Despite wide recognition of the importance of parents among higher ed marketers and enrollment managers, many schools struggle to implement a cohesive communications plan targeting the parents of prospective students.
In this episode, we sit down with Will Patch, Enrollment Marketing Leader, at Niche.com to talk about strategies for more effectively engaging parents during the college search. We start our conversation with a review of some key findings from a recent survey the Niche team conducted with parents, then we dive into concrete steps schools can take to engage parents more effectively.
Understanding the Mindset of Today’s Parents
Niche’s recent parent survey provides an informative snapshot of what’s top-of-mind right now for parents as they navigate the college search. Not surprisingly given the current global health crisis, parents are overwhelmingly concerned with their student’s safety, but Will is quick to point out parents define safety in broader terms, not simply in terms of how schools are managing the COVID-19 pandemic, and that other factors like reputation are still a top priority. Encouragingly, nearly three-quarters of parents reported being comfortable with their student living in a residence hall and 80% indicated they were comfortable with the safety measures being taken by schools.
The survey also reveals some interesting geographic nuances around parent involvement, both at the regional level and between rural, suburban, and urban communities. For instance, parents in the Midwest reporting being the most highly involved in their student’s college search.
Tips for Effectively Engaging Parents
One of the first challenges schools face in communicating with parents is simply gathering parent names and contact details, to begin with. Will’s advice is to schools is simple. If you want to capture parents’ information, you need to ask for it. To accomplish this, he recommends placing a set of optional fields on inquiry forms that allow students to enter separate information for their parents.
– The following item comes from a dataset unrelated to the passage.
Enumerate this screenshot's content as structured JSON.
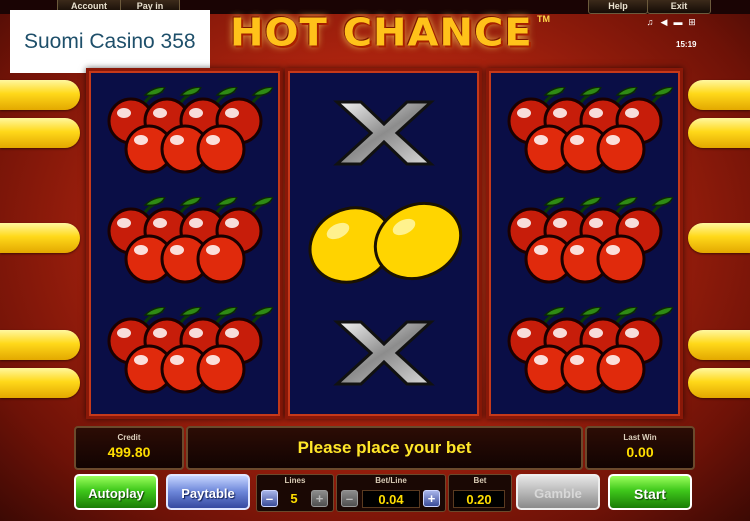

Will then outlines several ideas for crafting better communication flows to parents including specific topics to address, how to strike the right tone, and how schools might consider tailoring communications to specific segments of parents.